(Work order) Exactly repeat all the records below, omitting the images they hold.

((

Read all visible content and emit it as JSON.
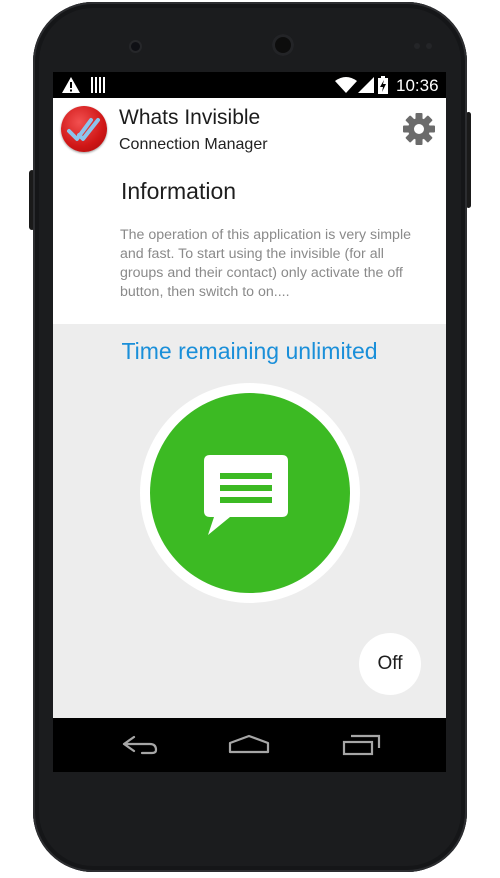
{
  "status_bar": {
    "time": "10:36",
    "left_icons": [
      "warning-icon",
      "barcode-icon"
    ],
    "right_icons": [
      "wifi-icon",
      "signal-icon",
      "battery-charging-icon"
    ]
  },
  "app_bar": {
    "title": "Whats Invisible",
    "subtitle": "Connection Manager",
    "icon": "double-check-icon",
    "settings_icon": "gear-icon"
  },
  "information": {
    "title": "Information",
    "body": "The operation of this application is very simple and fast. To start using the invisible (for all groups and their contact) only activate the off button, then switch to on...."
  },
  "timer": {
    "text": "Time remaining unlimited"
  },
  "main_button": {
    "icon": "chat-message-icon"
  },
  "toggle": {
    "label": "Off"
  },
  "nav_bar": {
    "icons": [
      "back-icon",
      "home-icon",
      "recent-apps-icon"
    ]
  },
  "colors": {
    "accent_green": "#3cba23",
    "timer_blue": "#1a8fd9",
    "app_icon_red": "#d41b1b",
    "background_gray": "#ededed"
  }
}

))

(Task result)
Read all visible content and emit it as JSON.
{
  "status_bar": {
    "time": "10:36",
    "left_icons": [
      "warning-icon",
      "barcode-icon"
    ],
    "right_icons": [
      "wifi-icon",
      "signal-icon",
      "battery-charging-icon"
    ]
  },
  "app_bar": {
    "title": "Whats Invisible",
    "subtitle": "Connection Manager",
    "icon": "double-check-icon",
    "settings_icon": "gear-icon"
  },
  "information": {
    "title": "Information",
    "body": "The operation of this application is very simple and fast. To start using the invisible (for all groups and their contact) only activate the off button, then switch to on...."
  },
  "timer": {
    "text": "Time remaining unlimited"
  },
  "main_button": {
    "icon": "chat-message-icon"
  },
  "toggle": {
    "label": "Off"
  },
  "nav_bar": {
    "icons": [
      "back-icon",
      "home-icon",
      "recent-apps-icon"
    ]
  },
  "colors": {
    "accent_green": "#3cba23",
    "timer_blue": "#1a8fd9",
    "app_icon_red": "#d41b1b",
    "background_gray": "#ededed"
  }
}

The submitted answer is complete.